### WORK TASK
This exercise asks for every line of the material that contains the word "index".

*****

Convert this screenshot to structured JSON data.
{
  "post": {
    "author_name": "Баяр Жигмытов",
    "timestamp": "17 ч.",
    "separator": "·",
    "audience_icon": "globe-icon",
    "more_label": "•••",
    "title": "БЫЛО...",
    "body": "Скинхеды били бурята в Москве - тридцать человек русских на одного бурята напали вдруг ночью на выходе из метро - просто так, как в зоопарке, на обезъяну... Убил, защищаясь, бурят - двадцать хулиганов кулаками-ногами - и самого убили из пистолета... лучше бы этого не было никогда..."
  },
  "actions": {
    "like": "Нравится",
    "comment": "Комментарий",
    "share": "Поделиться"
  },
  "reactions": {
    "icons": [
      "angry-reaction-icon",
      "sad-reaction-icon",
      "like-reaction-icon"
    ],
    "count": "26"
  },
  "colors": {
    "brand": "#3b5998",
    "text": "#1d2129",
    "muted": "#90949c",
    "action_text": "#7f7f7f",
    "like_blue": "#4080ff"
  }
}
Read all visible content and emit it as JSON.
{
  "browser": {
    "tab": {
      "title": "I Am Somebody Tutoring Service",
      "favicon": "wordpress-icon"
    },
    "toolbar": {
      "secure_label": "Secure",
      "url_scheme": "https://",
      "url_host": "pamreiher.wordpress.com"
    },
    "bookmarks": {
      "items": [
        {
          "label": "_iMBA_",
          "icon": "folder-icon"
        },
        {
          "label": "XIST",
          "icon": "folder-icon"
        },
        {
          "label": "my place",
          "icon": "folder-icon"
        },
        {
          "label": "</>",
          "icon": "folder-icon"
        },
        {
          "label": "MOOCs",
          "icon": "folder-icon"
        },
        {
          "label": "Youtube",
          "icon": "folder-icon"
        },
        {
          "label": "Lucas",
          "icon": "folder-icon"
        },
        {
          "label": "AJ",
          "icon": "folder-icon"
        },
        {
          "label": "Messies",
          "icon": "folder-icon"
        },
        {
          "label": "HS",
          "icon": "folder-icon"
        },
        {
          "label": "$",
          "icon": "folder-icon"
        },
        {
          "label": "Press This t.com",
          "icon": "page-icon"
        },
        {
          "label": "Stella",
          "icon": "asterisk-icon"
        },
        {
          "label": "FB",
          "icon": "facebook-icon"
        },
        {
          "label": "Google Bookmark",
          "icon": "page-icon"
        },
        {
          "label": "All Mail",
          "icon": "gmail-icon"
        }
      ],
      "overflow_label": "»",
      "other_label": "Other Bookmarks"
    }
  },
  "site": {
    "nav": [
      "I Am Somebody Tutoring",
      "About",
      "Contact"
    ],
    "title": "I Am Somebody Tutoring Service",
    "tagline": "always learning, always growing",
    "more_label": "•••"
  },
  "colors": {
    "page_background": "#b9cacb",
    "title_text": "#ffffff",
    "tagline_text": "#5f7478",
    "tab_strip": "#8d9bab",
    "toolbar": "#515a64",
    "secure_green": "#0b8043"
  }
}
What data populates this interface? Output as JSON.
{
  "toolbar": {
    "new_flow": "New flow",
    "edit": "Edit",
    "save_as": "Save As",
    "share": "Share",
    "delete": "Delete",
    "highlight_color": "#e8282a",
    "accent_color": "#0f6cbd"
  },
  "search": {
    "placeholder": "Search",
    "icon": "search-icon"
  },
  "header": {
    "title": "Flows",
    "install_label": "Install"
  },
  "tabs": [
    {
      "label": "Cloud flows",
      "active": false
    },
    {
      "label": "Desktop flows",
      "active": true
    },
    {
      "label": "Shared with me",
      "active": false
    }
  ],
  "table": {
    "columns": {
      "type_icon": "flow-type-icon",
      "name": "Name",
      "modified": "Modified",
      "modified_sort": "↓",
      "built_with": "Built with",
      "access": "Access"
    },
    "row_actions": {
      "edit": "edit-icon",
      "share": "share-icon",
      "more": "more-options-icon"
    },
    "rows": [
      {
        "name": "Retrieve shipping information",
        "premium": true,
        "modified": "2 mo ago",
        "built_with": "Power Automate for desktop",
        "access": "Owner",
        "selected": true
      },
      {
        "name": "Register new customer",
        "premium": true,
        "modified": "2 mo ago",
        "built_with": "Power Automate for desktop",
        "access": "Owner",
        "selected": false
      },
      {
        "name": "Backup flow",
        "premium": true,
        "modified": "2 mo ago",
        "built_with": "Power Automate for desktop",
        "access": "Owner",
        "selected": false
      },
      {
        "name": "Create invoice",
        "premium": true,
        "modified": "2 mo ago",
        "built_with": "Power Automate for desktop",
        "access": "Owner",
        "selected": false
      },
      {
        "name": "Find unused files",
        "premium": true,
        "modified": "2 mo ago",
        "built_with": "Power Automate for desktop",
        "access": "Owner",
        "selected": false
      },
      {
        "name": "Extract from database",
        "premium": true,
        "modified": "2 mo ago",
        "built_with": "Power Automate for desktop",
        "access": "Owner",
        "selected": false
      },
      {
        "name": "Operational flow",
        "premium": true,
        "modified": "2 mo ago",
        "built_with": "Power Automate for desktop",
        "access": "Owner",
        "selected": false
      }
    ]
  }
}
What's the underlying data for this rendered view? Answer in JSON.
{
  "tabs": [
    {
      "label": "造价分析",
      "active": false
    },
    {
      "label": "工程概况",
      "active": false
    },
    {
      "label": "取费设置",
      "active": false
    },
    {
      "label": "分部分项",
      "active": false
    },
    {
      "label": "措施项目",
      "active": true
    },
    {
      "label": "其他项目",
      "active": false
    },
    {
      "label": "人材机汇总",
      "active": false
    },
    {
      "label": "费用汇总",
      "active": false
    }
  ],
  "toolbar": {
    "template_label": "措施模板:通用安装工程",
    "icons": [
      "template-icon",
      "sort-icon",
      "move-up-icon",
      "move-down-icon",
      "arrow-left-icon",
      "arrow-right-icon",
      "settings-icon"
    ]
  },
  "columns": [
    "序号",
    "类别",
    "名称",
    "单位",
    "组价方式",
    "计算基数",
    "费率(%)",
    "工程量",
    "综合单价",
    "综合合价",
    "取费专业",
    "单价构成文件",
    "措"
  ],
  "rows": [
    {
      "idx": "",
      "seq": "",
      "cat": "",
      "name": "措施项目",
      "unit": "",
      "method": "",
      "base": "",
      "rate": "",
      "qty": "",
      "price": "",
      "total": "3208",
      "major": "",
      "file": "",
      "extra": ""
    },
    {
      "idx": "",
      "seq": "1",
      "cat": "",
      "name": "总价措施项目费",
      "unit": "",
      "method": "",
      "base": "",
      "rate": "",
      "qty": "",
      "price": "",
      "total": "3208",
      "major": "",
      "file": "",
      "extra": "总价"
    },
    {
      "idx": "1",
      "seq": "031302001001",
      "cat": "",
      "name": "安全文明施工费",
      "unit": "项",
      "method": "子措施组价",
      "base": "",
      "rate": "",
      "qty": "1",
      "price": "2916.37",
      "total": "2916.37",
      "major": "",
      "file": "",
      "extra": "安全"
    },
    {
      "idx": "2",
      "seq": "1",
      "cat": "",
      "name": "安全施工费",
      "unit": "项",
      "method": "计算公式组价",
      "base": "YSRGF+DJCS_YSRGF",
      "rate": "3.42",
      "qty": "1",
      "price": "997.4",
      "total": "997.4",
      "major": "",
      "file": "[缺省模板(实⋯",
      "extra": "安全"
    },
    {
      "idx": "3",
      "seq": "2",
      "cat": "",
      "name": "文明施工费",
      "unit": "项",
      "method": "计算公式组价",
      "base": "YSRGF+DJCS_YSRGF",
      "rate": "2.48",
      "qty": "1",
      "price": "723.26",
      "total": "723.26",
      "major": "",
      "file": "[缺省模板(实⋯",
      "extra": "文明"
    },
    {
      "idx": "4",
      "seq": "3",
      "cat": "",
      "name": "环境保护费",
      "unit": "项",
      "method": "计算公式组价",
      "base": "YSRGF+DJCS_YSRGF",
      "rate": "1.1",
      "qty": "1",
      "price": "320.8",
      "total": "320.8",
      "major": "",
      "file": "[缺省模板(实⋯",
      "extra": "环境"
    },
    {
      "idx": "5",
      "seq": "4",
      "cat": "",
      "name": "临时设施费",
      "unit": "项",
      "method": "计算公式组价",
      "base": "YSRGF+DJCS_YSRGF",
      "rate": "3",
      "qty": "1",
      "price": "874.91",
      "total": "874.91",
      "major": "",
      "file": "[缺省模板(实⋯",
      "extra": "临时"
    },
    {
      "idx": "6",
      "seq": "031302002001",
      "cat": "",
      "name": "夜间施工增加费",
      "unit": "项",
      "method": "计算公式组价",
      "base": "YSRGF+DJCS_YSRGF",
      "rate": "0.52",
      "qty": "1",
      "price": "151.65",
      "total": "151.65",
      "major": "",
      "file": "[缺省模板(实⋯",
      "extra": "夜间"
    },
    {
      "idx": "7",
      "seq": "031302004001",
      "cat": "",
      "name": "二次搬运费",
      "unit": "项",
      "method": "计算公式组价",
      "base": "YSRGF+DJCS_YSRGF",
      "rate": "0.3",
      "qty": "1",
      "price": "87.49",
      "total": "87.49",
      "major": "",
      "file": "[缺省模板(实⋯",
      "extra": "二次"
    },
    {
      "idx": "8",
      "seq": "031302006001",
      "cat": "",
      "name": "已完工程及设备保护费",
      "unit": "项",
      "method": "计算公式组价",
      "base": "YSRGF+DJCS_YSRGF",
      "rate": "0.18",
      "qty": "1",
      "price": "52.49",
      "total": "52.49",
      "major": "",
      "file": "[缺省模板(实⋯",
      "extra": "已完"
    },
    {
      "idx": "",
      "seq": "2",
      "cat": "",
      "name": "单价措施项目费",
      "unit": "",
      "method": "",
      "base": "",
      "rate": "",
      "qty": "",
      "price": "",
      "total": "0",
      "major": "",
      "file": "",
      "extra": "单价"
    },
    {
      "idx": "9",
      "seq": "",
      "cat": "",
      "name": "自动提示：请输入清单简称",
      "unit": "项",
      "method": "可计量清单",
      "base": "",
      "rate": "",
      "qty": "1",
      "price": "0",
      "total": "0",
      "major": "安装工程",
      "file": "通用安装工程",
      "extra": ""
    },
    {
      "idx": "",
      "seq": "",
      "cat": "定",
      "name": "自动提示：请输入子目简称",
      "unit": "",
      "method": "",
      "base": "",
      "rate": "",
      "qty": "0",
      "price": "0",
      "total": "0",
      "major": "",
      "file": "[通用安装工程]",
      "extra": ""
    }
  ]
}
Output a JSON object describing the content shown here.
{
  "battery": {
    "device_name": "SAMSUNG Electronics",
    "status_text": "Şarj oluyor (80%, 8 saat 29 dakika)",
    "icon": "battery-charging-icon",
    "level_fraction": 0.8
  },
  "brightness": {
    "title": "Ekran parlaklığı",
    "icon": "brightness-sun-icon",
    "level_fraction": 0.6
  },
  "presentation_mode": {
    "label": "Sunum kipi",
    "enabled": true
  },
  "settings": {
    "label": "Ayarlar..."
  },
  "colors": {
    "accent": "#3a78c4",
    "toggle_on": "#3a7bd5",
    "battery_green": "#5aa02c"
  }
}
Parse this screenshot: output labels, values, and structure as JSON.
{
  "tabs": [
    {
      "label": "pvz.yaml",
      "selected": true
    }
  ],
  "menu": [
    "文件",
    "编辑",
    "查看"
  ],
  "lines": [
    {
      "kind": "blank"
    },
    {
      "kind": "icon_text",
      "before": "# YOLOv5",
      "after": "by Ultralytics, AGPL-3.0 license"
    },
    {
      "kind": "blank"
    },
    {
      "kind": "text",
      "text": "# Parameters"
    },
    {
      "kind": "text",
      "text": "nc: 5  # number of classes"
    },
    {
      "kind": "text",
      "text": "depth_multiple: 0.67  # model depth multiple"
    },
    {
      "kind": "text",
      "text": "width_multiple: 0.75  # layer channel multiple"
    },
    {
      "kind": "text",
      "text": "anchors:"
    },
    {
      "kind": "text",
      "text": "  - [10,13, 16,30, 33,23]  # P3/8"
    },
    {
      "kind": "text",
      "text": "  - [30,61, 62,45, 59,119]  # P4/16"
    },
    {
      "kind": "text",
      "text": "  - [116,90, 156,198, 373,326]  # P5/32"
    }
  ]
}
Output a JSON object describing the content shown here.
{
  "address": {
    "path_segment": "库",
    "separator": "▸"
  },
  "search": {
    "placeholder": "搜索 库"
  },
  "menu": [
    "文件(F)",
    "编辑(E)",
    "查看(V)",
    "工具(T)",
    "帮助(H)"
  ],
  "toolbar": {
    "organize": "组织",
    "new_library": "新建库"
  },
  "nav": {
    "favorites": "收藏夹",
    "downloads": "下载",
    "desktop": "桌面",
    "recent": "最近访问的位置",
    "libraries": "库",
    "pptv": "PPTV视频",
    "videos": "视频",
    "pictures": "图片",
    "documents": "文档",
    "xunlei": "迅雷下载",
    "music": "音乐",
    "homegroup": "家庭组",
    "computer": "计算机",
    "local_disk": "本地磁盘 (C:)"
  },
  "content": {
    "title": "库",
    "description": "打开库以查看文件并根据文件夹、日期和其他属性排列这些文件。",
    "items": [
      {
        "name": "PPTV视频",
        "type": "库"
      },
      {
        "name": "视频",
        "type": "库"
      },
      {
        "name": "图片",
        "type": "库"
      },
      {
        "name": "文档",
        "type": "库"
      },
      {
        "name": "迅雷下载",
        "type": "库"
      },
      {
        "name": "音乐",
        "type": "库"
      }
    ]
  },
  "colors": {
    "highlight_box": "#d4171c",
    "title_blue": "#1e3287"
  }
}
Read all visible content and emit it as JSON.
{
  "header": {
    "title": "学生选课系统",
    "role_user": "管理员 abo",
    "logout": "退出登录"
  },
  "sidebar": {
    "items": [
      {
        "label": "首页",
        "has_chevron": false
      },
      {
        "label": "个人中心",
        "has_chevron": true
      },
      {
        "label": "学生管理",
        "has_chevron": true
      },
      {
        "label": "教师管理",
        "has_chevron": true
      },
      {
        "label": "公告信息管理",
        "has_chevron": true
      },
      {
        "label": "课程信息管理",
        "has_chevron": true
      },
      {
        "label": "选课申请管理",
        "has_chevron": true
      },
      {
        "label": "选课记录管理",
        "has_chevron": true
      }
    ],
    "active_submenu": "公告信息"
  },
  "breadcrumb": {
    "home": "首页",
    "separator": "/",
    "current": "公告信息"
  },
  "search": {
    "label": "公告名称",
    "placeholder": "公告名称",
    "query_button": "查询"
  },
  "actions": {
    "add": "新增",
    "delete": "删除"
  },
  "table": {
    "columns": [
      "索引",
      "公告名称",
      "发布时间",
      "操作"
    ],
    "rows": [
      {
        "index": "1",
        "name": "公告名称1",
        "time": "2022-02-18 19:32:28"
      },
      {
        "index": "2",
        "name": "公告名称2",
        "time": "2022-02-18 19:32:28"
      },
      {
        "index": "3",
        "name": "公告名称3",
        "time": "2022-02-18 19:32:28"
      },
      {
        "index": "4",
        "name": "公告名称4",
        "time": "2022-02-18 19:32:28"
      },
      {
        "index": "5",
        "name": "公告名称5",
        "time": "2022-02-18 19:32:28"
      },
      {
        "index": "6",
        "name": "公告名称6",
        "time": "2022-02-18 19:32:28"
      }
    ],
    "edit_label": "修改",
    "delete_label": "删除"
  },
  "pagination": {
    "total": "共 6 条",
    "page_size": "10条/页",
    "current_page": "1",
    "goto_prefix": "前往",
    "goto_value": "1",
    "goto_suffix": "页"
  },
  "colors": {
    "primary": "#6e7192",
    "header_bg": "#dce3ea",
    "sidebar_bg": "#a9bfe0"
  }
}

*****

### TASK ANSWER
        "index": "1",
        "index": "2",
        "index": "3",
        "index": "4",
        "index": "5",
        "index": "6",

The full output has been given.